Nathan Leuthold: It was very close to the same feeling I had when I heard that my wife had been shot, I just remember hearing that the loss just got that much greater.
Nathan Leuthold is an accomplished manipulator.
As we can see in the video recorded during the sentence, Nathan Leuthold didn’t show any emotion. Police officer Linthicum testify at Nathan’s trial about his demeanour after they found his wife dead: “As I’m speaking to him, he never showed any sort of emotion or asked any question to as what was going on”. Leuthold didn’t ask anything about his wife because he already knew what had happened to Denise, he had killed her.
William Harper, a fellow missionary who knew Nathan and his family said: “He was a very logical person and very much in control of his emotions. It was rare to see him do anything emotional. That’s one thing that points to him, because he was such an organized person. And when I found out they (Nathan and Aina) spent the night together in an apartment, that’s when I thought he could be guilty. We came back for a week or so for the funeral, and spent a lot of time with him during then. That was the only time I have ever seen him cry. He talked a lot about the children and about how they were going to miss their mother, especially the girls, who were looking forward to doing things with Denise.
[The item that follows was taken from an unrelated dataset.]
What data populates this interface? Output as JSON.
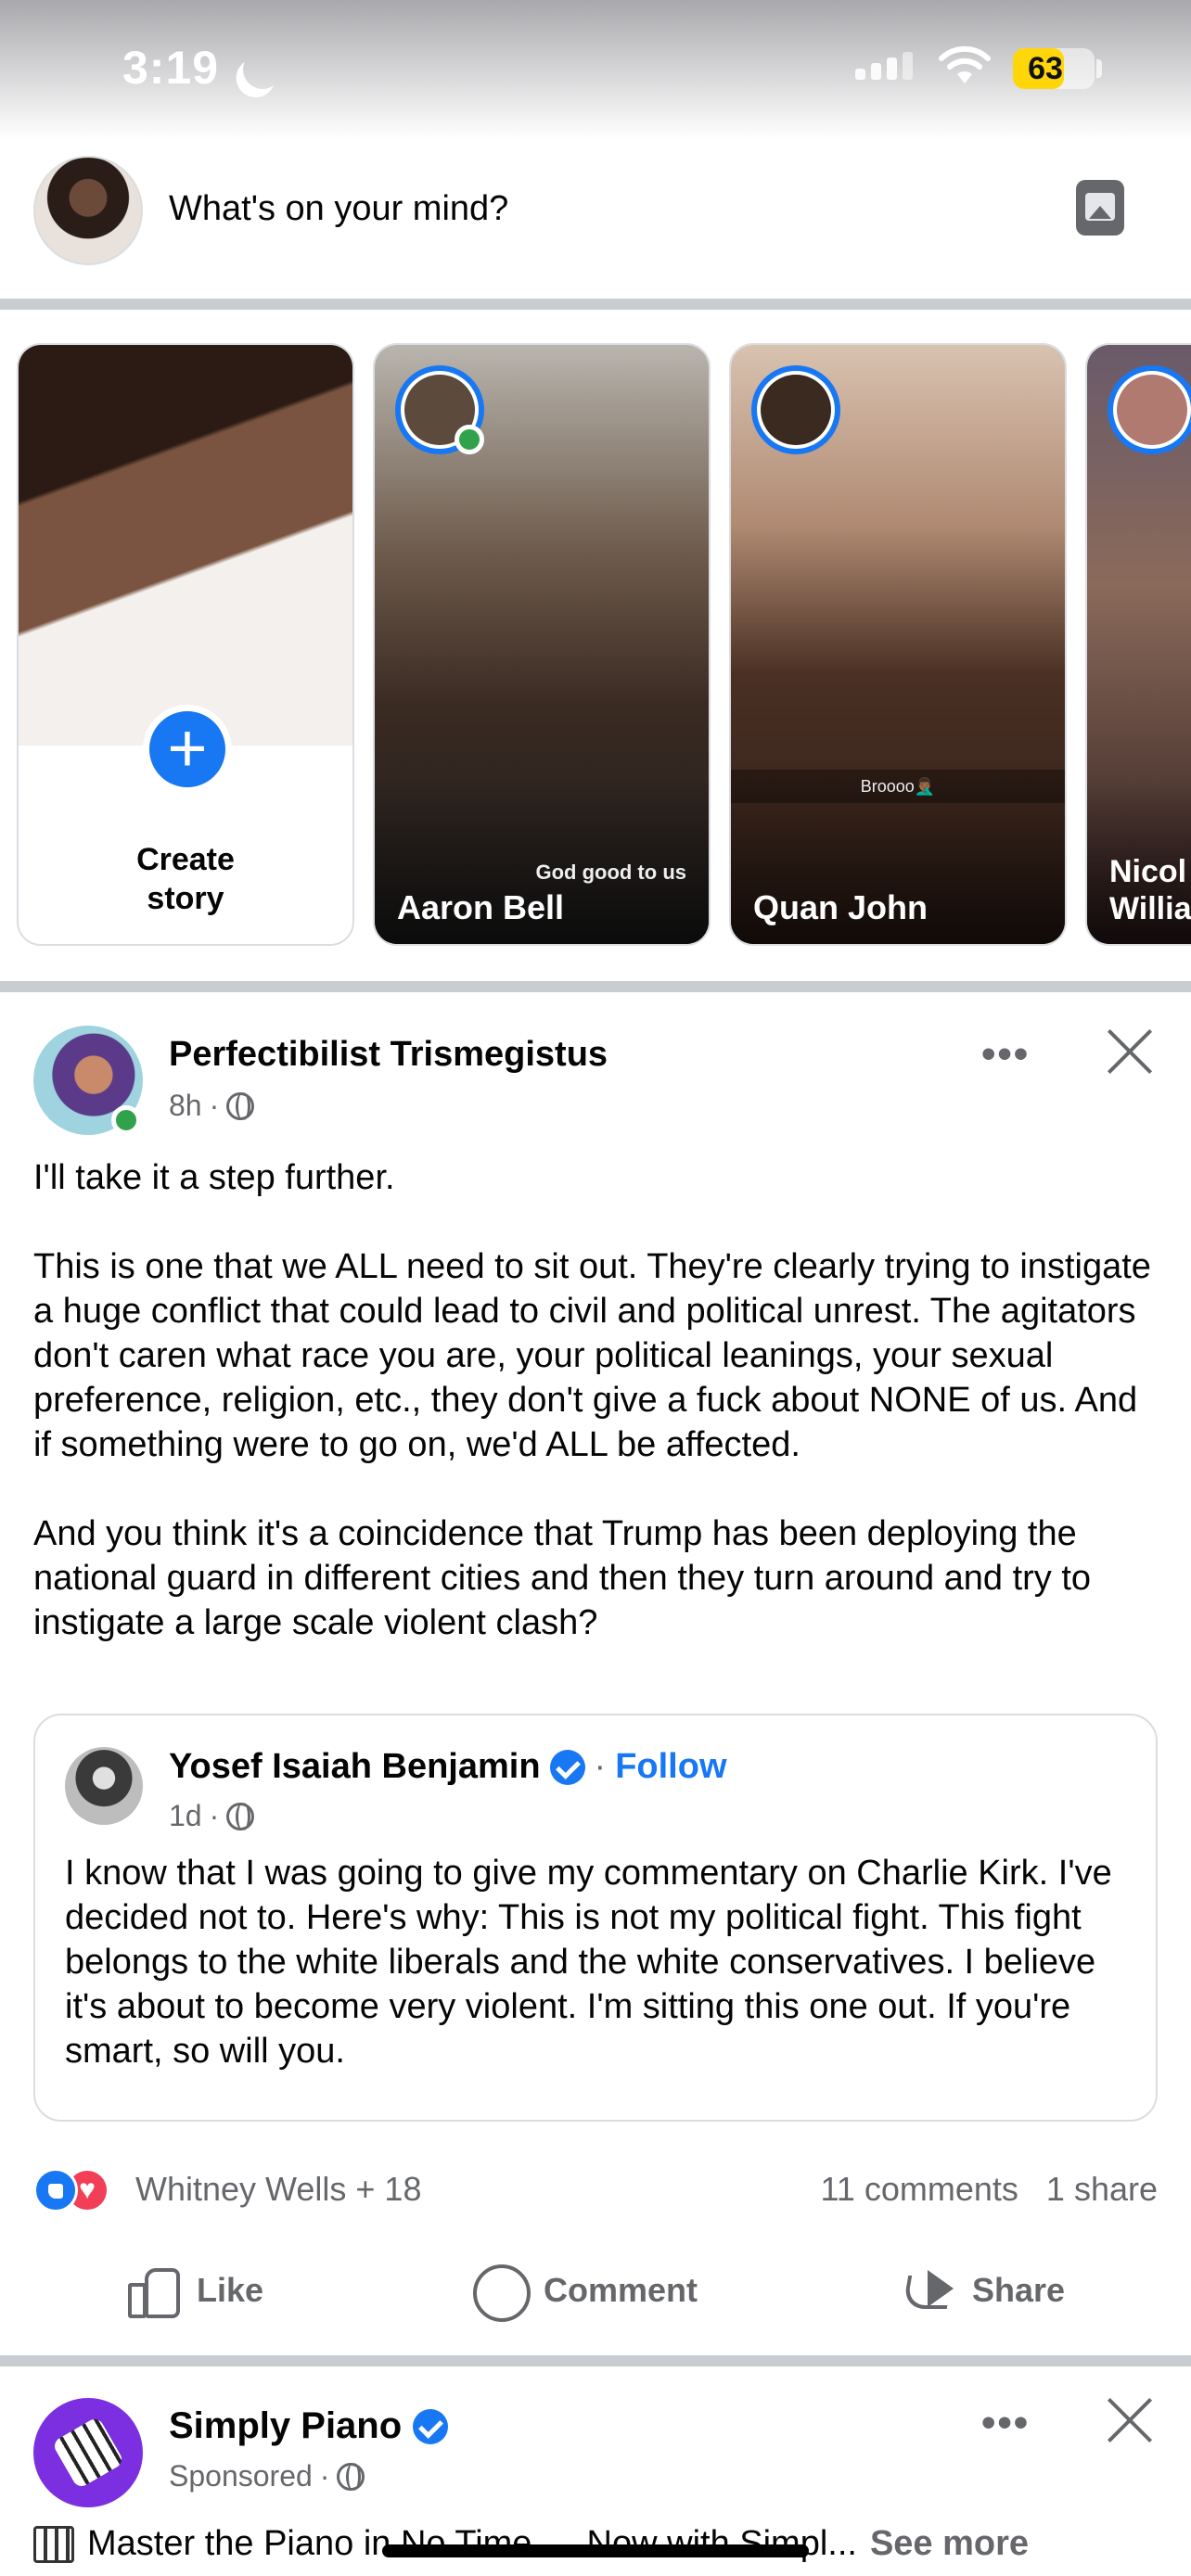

I remember him talking a lot about how it would affect his work, how it was going to affect the children but I don’t remember him saying anything along the lines that he was going to miss his wife”.
Leuthold never showed any emotion because his lack of empathy, a quintessential hallmark of people with Narcissistic Personality Disorder.
Leuthold filed a post-trial motion, which the trial court denied. He appealed. On December 2016, three Judges of the 3rd District Appellate Court in Ottawa, Vicki Wright, Robert Carter and William Holdridge, rejected Nathan Leuthold’s appeal asserting that the State’s evidence was sufficient to prove defendant guilty beyond a reasonable doubt of first degree murder.
Ursula Franco, MD and criminologist